[The problem] Write out all of the entries below word for word.

===

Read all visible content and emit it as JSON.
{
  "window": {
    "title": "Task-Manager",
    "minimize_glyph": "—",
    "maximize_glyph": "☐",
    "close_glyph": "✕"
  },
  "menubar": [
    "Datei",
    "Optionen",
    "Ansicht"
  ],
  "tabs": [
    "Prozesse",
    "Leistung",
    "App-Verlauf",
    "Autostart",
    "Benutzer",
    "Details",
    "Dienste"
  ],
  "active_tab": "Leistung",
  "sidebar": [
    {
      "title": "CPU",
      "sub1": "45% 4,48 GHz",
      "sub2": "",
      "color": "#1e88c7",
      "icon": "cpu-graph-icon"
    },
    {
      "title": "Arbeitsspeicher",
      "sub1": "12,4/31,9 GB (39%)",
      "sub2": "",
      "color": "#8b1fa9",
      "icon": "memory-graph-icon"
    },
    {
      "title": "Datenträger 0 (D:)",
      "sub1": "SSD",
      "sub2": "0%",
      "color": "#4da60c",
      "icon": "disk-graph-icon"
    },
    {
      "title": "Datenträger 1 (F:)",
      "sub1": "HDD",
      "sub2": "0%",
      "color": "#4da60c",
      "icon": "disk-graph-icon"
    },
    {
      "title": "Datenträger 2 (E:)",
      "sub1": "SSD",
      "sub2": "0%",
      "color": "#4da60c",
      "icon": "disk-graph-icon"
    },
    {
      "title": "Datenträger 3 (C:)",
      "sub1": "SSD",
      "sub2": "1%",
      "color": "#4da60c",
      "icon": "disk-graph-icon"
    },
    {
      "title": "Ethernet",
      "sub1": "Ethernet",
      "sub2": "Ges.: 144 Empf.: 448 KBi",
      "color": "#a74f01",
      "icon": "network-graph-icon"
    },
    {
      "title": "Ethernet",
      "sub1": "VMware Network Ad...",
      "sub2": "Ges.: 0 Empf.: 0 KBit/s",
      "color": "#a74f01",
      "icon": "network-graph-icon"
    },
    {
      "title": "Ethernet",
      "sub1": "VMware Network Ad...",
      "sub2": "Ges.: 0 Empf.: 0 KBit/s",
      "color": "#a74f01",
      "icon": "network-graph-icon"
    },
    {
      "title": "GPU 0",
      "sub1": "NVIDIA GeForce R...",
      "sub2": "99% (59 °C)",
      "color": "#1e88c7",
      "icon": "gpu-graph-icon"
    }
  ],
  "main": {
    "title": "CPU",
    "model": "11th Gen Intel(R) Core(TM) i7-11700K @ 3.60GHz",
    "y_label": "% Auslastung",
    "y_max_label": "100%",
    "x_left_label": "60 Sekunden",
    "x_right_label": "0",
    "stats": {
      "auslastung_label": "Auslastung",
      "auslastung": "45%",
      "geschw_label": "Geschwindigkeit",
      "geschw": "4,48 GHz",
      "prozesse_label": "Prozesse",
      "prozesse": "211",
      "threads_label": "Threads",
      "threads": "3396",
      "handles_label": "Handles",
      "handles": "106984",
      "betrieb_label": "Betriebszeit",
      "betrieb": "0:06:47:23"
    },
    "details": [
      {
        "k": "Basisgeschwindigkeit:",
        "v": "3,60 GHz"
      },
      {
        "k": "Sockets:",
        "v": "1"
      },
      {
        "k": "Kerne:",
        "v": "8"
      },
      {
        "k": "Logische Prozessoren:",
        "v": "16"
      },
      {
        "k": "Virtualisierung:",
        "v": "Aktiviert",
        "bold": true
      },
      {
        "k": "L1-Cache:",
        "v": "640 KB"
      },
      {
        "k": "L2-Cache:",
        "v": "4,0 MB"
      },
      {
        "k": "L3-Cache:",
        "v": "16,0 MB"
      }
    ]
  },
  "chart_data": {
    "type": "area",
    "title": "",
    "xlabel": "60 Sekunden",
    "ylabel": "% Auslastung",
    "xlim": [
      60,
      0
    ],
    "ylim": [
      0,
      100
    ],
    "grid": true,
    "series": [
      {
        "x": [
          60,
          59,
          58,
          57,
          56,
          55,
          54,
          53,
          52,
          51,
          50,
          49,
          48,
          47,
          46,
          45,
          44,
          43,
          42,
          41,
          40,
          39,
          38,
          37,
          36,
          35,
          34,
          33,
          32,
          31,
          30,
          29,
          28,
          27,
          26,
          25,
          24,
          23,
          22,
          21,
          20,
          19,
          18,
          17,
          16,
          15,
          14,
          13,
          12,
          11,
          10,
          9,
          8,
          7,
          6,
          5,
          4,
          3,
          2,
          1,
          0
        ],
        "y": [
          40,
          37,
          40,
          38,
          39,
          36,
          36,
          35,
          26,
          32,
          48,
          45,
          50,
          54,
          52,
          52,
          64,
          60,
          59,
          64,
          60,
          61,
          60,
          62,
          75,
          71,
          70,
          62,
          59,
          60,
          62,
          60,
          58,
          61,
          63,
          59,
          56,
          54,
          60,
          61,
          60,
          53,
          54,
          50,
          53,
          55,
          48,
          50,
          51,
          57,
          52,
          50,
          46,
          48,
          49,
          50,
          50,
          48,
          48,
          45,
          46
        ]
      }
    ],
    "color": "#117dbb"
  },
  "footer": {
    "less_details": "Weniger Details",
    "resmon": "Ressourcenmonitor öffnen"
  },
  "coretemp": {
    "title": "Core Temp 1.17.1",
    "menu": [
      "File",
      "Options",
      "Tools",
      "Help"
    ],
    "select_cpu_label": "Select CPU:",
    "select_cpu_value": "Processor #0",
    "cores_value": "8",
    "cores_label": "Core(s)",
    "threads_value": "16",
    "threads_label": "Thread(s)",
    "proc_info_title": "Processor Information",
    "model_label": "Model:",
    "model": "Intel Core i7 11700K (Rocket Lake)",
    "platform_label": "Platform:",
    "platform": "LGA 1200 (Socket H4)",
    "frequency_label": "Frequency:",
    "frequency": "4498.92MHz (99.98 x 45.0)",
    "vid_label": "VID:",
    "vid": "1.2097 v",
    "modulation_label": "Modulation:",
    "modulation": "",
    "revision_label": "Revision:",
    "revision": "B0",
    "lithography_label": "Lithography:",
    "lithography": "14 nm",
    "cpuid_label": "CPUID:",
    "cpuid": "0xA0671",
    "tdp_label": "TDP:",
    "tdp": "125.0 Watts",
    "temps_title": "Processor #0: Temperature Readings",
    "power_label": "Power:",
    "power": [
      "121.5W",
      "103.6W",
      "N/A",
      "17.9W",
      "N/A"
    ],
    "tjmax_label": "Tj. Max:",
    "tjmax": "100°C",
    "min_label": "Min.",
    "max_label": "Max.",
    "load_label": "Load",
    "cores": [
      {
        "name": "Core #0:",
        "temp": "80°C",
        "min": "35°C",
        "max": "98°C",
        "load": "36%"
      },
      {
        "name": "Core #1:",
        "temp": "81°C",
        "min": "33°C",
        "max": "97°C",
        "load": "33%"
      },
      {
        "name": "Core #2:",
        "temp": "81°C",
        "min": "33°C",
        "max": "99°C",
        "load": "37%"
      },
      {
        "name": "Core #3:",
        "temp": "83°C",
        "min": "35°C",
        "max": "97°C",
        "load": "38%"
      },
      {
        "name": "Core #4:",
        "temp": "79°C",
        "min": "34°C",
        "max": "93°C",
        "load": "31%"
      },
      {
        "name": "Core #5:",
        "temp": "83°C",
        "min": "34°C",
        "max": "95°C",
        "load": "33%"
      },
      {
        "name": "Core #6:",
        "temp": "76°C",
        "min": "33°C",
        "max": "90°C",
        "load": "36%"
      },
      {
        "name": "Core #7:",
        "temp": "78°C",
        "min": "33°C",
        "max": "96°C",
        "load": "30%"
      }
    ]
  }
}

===

[Result]
Read all visible content and emit it as JSON.
{
  "window": {
    "title": "Task-Manager",
    "minimize_glyph": "—",
    "maximize_glyph": "☐",
    "close_glyph": "✕"
  },
  "menubar": [
    "Datei",
    "Optionen",
    "Ansicht"
  ],
  "tabs": [
    "Prozesse",
    "Leistung",
    "App-Verlauf",
    "Autostart",
    "Benutzer",
    "Details",
    "Dienste"
  ],
  "active_tab": "Leistung",
  "sidebar": [
    {
      "title": "CPU",
      "sub1": "45% 4,48 GHz",
      "sub2": "",
      "color": "#1e88c7",
      "icon": "cpu-graph-icon"
    },
    {
      "title": "Arbeitsspeicher",
      "sub1": "12,4/31,9 GB (39%)",
      "sub2": "",
      "color": "#8b1fa9",
      "icon": "memory-graph-icon"
    },
    {
      "title": "Datenträger 0 (D:)",
      "sub1": "SSD",
      "sub2": "0%",
      "color": "#4da60c",
      "icon": "disk-graph-icon"
    },
    {
      "title": "Datenträger 1 (F:)",
      "sub1": "HDD",
      "sub2": "0%",
      "color": "#4da60c",
      "icon": "disk-graph-icon"
    },
    {
      "title": "Datenträger 2 (E:)",
      "sub1": "SSD",
      "sub2": "0%",
      "color": "#4da60c",
      "icon": "disk-graph-icon"
    },
    {
      "title": "Datenträger 3 (C:)",
      "sub1": "SSD",
      "sub2": "1%",
      "color": "#4da60c",
      "icon": "disk-graph-icon"
    },
    {
      "title": "Ethernet",
      "sub1": "Ethernet",
      "sub2": "Ges.: 144 Empf.: 448 KBi",
      "color": "#a74f01",
      "icon": "network-graph-icon"
    },
    {
      "title": "Ethernet",
      "sub1": "VMware Network Ad...",
      "sub2": "Ges.: 0 Empf.: 0 KBit/s",
      "color": "#a74f01",
      "icon": "network-graph-icon"
    },
    {
      "title": "Ethernet",
      "sub1": "VMware Network Ad...",
      "sub2": "Ges.: 0 Empf.: 0 KBit/s",
      "color": "#a74f01",
      "icon": "network-graph-icon"
    },
    {
      "title": "GPU 0",
      "sub1": "NVIDIA GeForce R...",
      "sub2": "99% (59 °C)",
      "color": "#1e88c7",
      "icon": "gpu-graph-icon"
    }
  ],
  "main": {
    "title": "CPU",
    "model": "11th Gen Intel(R) Core(TM) i7-11700K @ 3.60GHz",
    "y_label": "% Auslastung",
    "y_max_label": "100%",
    "x_left_label": "60 Sekunden",
    "x_right_label": "0",
    "stats": {
      "auslastung_label": "Auslastung",
      "auslastung": "45%",
      "geschw_label": "Geschwindigkeit",
      "geschw": "4,48 GHz",
      "prozesse_label": "Prozesse",
      "prozesse": "211",
      "threads_label": "Threads",
      "threads": "3396",
      "handles_label": "Handles",
      "handles": "106984",
      "betrieb_label": "Betriebszeit",
      "betrieb": "0:06:47:23"
    },
    "details": [
      {
        "k": "Basisgeschwindigkeit:",
        "v": "3,60 GHz"
      },
      {
        "k": "Sockets:",
        "v": "1"
      },
      {
        "k": "Kerne:",
        "v": "8"
      },
      {
        "k": "Logische Prozessoren:",
        "v": "16"
      },
      {
        "k": "Virtualisierung:",
        "v": "Aktiviert",
        "bold": true
      },
      {
        "k": "L1-Cache:",
        "v": "640 KB"
      },
      {
        "k": "L2-Cache:",
        "v": "4,0 MB"
      },
      {
        "k": "L3-Cache:",
        "v": "16,0 MB"
      }
    ]
  },
  "chart_data": {
    "type": "area",
    "title": "",
    "xlabel": "60 Sekunden",
    "ylabel": "% Auslastung",
    "xlim": [
      60,
      0
    ],
    "ylim": [
      0,
      100
    ],
    "grid": true,
    "series": [
      {
        "x": [
          60,
          59,
          58,
          57,
          56,
          55,
          54,
          53,
          52,
          51,
          50,
          49,
          48,
          47,
          46,
          45,
          44,
          43,
          42,
          41,
          40,
          39,
          38,
          37,
          36,
          35,
          34,
          33,
          32,
          31,
          30,
          29,
          28,
          27,
          26,
          25,
          24,
          23,
          22,
          21,
          20,
          19,
          18,
          17,
          16,
          15,
          14,
          13,
          12,
          11,
          10,
          9,
          8,
          7,
          6,
          5,
          4,
          3,
          2,
          1,
          0
        ],
        "y": [
          40,
          37,
          40,
          38,
          39,
          36,
          36,
          35,
          26,
          32,
          48,
          45,
          50,
          54,
          52,
          52,
          64,
          60,
          59,
          64,
          60,
          61,
          60,
          62,
          75,
          71,
          70,
          62,
          59,
          60,
          62,
          60,
          58,
          61,
          63,
          59,
          56,
          54,
          60,
          61,
          60,
          53,
          54,
          50,
          53,
          55,
          48,
          50,
          51,
          57,
          52,
          50,
          46,
          48,
          49,
          50,
          50,
          48,
          48,
          45,
          46
        ]
      }
    ],
    "color": "#117dbb"
  },
  "footer": {
    "less_details": "Weniger Details",
    "resmon": "Ressourcenmonitor öffnen"
  },
  "coretemp": {
    "title": "Core Temp 1.17.1",
    "menu": [
      "File",
      "Options",
      "Tools",
      "Help"
    ],
    "select_cpu_label": "Select CPU:",
    "select_cpu_value": "Processor #0",
    "cores_value": "8",
    "cores_label": "Core(s)",
    "threads_value": "16",
    "threads_label": "Thread(s)",
    "proc_info_title": "Processor Information",
    "model_label": "Model:",
    "model": "Intel Core i7 11700K (Rocket Lake)",
    "platform_label": "Platform:",
    "platform": "LGA 1200 (Socket H4)",
    "frequency_label": "Frequency:",
    "frequency": "4498.92MHz (99.98 x 45.0)",
    "vid_label": "VID:",
    "vid": "1.2097 v",
    "modulation_label": "Modulation:",
    "modulation": "",
    "revision_label": "Revision:",
    "revision": "B0",
    "lithography_label": "Lithography:",
    "lithography": "14 nm",
    "cpuid_label": "CPUID:",
    "cpuid": "0xA0671",
    "tdp_label": "TDP:",
    "tdp": "125.0 Watts",
    "temps_title": "Processor #0: Temperature Readings",
    "power_label": "Power:",
    "power": [
      "121.5W",
      "103.6W",
      "N/A",
      "17.9W",
      "N/A"
    ],
    "tjmax_label": "Tj. Max:",
    "tjmax": "100°C",
    "min_label": "Min.",
    "max_label": "Max.",
    "load_label": "Load",
    "cores": [
      {
        "name": "Core #0:",
        "temp": "80°C",
        "min": "35°C",
        "max": "98°C",
        "load": "36%"
      },
      {
        "name": "Core #1:",
        "temp": "81°C",
        "min": "33°C",
        "max": "97°C",
        "load": "33%"
      },
      {
        "name": "Core #2:",
        "temp": "81°C",
        "min": "33°C",
        "max": "99°C",
        "load": "37%"
      },
      {
        "name": "Core #3:",
        "temp": "83°C",
        "min": "35°C",
        "max": "97°C",
        "load": "38%"
      },
      {
        "name": "Core #4:",
        "temp": "79°C",
        "min": "34°C",
        "max": "93°C",
        "load": "31%"
      },
      {
        "name": "Core #5:",
        "temp": "83°C",
        "min": "34°C",
        "max": "95°C",
        "load": "33%"
      },
      {
        "name": "Core #6:",
        "temp": "76°C",
        "min": "33°C",
        "max": "90°C",
        "load": "36%"
      },
      {
        "name": "Core #7:",
        "temp": "78°C",
        "min": "33°C",
        "max": "96°C",
        "load": "30%"
      }
    ]
  }
}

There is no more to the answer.